Taylor, Lieutenant Harry MC, MM
No 8 Training Sqn AFC
Harry Taylor was born in Birmingham, Warwickshire, England in 1889. He was a Mechanic when he joined the 17th Divisional Ammunition Park in Sydney on 17 October 1914. He left from Sydney on HMAT A40 Ceramic on 22 December 1914. His unit was sent to England prior to being sent to the Western Front. He was awarded the Military Medal in the Gazette of 17 October 1916 for service with the Ammunition Park; the recommendation: During the month of April 1916 he was in charge of fatigue parties constructing machine gun emplacements at Armentières and Houplines while the position was frequently under shell fire. He was complemented on his work by the Commander, Royal Engineers. In December he transferred to the AFC for pilot training, after which he was commissioned in May 1917. In August he was assigned to No 68 (Australian) Sqn which was forming up at Harlaxton with the DH5, and on 21 September he flew DH5 A9224 to Baizieux when the unit moved to France. In November he was promoted to Lieutenant.
On 20 November 1917, he was flying DH5 A9378 when he was shot down in No Man’s Land during the Battle of Cambrai. He was awarded the Military Cross for his subsequent actions; the citation: For conspicuous gallantry and devotion to duty. Whilst he was engaging enemy troops his machine was shot down and crashed in the open. On crawling out of his machine he was fired on by enemy snipers, whom he engaged with a rifle that he had picked up. He eventually made his way back to one of our patrols, carrying a badly wounded man whom he had discovered on the way. On a later occasion, [23 November] when flying at 1500 feet, he engaged an enemy two-seater, which dived steeply into the ground and crashed. [Possibly a DFW from FA 225(A), in which the observer, Ltn d R Erich Herold was killed.] He is a clever and daring pilot, always ready to perform any kind of duty. The citation doesn’t mention that while on the ground at Cambrai after being shot down, he tried to fly out A9473, the DH5 of Capt J Bell, who had also been shot down.
Lt Taylor is also mentioned in the Official History for his fight with a formation of four enemy two-seaters on 30 November, when he flew on a head-on course at the leader, turning away only at the last second. His aeroplane was much damaged by ground fire on 30 November.
After an accident in January 1918 he was evacuated to England with severe concussion. After recovery, he was posted to No 8 Training Sqn as an instructor.
He was killed in an aircraft accident at Leighterton on 18 August 1918 while flying Sopwith Camel F4170, which collided in flight with Camel C6746, flown by 2Lt D A Ferguson, who was also killed. The airmen were practising aerial fighting when the collision occurred.

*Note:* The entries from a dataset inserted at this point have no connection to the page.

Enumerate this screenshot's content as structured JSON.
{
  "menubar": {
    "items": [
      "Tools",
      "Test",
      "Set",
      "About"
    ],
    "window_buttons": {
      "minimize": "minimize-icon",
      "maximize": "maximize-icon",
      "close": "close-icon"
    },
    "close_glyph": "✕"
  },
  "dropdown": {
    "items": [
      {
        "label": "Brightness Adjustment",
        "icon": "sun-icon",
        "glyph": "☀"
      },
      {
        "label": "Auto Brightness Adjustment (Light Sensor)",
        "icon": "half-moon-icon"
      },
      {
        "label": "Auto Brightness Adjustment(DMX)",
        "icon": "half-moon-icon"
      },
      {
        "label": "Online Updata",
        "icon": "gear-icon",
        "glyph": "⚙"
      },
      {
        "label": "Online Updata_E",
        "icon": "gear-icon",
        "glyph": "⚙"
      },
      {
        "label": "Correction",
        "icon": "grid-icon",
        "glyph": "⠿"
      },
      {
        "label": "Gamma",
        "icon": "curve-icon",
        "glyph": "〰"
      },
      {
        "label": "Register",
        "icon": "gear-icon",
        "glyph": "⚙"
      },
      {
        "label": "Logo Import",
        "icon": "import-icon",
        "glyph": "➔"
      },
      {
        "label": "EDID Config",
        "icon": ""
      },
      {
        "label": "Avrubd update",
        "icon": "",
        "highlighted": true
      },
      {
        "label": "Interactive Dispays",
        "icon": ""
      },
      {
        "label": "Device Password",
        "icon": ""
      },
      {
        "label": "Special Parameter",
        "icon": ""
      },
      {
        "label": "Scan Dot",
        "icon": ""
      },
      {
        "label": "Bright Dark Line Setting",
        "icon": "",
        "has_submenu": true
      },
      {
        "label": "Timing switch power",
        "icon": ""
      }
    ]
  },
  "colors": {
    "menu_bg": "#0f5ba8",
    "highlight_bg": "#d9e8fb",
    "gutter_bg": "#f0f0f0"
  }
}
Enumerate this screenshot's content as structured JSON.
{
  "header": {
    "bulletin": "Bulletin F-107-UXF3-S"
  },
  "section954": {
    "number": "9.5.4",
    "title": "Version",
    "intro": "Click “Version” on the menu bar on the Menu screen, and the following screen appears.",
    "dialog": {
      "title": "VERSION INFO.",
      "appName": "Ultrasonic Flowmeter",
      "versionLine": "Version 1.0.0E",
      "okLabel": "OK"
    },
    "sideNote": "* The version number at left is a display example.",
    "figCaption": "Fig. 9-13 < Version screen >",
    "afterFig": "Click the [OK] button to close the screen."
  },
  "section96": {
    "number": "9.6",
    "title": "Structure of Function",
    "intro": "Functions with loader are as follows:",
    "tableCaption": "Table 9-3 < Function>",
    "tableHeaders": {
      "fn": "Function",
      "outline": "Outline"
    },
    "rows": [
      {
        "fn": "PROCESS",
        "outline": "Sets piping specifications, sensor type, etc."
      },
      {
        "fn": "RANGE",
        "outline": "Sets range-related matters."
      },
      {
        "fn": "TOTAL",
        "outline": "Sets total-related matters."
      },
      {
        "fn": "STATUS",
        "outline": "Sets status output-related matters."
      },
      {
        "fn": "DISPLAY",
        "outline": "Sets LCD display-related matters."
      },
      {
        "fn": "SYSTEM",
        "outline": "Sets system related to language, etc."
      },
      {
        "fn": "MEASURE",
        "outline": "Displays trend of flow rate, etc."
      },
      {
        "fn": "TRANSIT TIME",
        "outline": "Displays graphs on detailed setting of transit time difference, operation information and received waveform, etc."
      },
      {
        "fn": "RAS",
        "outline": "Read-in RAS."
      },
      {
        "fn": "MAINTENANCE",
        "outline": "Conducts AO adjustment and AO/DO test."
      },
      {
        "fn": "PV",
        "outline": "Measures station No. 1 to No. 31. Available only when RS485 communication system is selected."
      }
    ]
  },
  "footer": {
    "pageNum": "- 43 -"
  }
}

Lt H Taylor MC MM is commemorated on Screen Wall B10 157 at Birmingham (Lodge Hill) Cemetery, Warwickshire, England.